Just like my pedestal blog post, this post is similar in the way I referenced Link and compared his height to the original Maya human body reference. Although they are similar, the fence was considerably harder to get proportionate to how it is represented in the original game on the Nintendo 64. I had used 1.4 Maya reference bodies to display the height of the fence, since the fence is about 3 times Links size. Here is my starting reference layout.
To start off the fence, I had created a cube that is exactly 1 square on the grid. I then extended this to the height of the top of the reference bodies. I do this so the model has continuity for when the fence crosses each other, and has no inequal gaps which could make the model look unpolished and scruffy.
The next step I had completed was counting how many posts were in the reference image, both horizontal and vertical. I had counted 15 vertical fence posts that cross over 4 horizontal posts. Using the posts I had created, I duplicated the first, and used the squares on the grid to make sure they were the same distance apart from each other. At first I put them 2 squares apart, but they seemed too close so I made it 3 and it worked better.

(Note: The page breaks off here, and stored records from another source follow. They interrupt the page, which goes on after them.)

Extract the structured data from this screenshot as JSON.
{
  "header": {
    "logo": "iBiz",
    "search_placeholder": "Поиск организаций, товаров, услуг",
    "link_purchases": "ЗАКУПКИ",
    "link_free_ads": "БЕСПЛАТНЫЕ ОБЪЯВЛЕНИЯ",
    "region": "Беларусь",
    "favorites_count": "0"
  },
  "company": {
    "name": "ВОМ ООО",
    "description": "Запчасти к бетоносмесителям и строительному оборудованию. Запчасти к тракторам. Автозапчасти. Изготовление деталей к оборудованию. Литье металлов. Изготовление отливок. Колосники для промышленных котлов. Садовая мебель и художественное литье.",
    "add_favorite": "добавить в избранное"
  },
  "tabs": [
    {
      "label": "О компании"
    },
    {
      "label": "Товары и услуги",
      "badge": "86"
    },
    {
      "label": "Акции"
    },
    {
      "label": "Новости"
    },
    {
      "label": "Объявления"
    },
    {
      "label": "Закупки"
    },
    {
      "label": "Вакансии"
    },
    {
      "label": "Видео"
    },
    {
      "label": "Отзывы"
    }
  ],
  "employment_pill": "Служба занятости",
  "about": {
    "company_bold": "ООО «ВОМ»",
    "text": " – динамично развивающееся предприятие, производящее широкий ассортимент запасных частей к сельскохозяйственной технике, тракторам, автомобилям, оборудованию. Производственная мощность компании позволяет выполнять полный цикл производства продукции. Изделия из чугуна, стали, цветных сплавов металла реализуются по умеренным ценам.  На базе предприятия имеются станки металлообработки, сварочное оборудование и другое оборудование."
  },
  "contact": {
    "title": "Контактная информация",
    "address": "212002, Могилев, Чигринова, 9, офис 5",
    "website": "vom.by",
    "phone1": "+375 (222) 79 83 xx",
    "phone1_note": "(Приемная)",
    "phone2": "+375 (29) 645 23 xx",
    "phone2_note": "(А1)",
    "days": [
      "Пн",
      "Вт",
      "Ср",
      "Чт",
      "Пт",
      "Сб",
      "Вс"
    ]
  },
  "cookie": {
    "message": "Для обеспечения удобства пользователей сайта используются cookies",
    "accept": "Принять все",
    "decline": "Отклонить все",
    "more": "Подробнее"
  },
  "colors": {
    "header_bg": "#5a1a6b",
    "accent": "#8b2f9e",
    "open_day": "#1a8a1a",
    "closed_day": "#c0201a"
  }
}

The fence in Ocarina of time is similar to a crosshatch pattern, and in the original game the model is also 2D. They save polygons by doing this which optimises the game to save loading times and reduce the workload on the computer. Since I am creating a more realistic version of the game, I have decided to convert this into 3D as this gives more depth and realism.
After this is made into a unique fence-like crosshatch shape, you will need to UV automatic unwrap all of the cubes individually. If I had UV unwrapped the first one and duplicated that version of the post, I wouldn't need to do this process. This was an inefficient use of my time, but it only took a couple minutes so it's okay.
After this is done, it is time for texturing! I will be texturing this asset inside of Unreal Engine 4. But for now we can export this by selecting file in the top Maya drop down and selecting game exporter, selecting the path, naming the file and clicking export. This should export as a viewable Fbx file.